# YOUR TASK
Work out the count of lines in the listing below that include "name". Give that count alone.

# MATERIAL FOR THIS TASK

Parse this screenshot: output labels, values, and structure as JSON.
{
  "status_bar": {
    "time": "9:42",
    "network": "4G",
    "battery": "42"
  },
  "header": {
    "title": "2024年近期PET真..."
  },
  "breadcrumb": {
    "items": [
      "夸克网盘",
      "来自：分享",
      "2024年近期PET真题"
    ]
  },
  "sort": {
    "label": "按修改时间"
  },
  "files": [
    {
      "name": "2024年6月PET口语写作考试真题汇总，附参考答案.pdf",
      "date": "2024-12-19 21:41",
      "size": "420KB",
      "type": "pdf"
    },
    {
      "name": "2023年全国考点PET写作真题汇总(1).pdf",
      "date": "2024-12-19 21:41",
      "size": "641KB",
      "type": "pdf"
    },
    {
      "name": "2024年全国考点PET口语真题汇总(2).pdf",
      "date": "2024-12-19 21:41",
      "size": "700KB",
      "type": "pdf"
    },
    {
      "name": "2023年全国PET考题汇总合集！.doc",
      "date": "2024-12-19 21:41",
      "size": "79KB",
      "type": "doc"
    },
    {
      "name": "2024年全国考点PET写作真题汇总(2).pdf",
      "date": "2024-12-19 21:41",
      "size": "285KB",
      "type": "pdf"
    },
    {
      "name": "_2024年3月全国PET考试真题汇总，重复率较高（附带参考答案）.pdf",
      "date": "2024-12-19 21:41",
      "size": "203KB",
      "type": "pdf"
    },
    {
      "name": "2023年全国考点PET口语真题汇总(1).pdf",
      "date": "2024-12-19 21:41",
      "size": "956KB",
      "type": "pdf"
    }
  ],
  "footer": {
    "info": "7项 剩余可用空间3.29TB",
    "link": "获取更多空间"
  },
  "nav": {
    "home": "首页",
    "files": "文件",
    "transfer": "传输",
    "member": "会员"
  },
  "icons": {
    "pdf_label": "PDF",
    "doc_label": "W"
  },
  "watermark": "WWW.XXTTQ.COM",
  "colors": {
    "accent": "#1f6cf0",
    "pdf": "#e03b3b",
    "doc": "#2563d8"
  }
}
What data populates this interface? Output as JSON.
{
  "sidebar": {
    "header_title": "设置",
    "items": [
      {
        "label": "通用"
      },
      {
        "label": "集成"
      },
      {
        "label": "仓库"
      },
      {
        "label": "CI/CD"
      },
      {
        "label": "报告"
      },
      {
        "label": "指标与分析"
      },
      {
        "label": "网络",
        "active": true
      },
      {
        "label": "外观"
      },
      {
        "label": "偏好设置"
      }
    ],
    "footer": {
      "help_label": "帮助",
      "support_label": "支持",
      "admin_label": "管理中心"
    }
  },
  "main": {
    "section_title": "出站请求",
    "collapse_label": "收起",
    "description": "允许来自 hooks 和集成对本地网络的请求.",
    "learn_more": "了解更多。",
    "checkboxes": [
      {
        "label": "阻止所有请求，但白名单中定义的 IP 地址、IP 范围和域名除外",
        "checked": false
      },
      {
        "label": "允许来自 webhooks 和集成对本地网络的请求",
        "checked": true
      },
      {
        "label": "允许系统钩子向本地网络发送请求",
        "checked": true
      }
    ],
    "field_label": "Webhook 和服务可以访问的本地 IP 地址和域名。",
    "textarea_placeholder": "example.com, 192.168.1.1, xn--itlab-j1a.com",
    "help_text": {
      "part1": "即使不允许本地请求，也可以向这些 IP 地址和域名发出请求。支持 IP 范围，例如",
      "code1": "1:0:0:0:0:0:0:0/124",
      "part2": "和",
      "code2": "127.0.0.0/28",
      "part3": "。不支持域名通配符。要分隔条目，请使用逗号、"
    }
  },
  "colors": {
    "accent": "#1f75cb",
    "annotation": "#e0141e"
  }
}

# TASK RESPONSE
7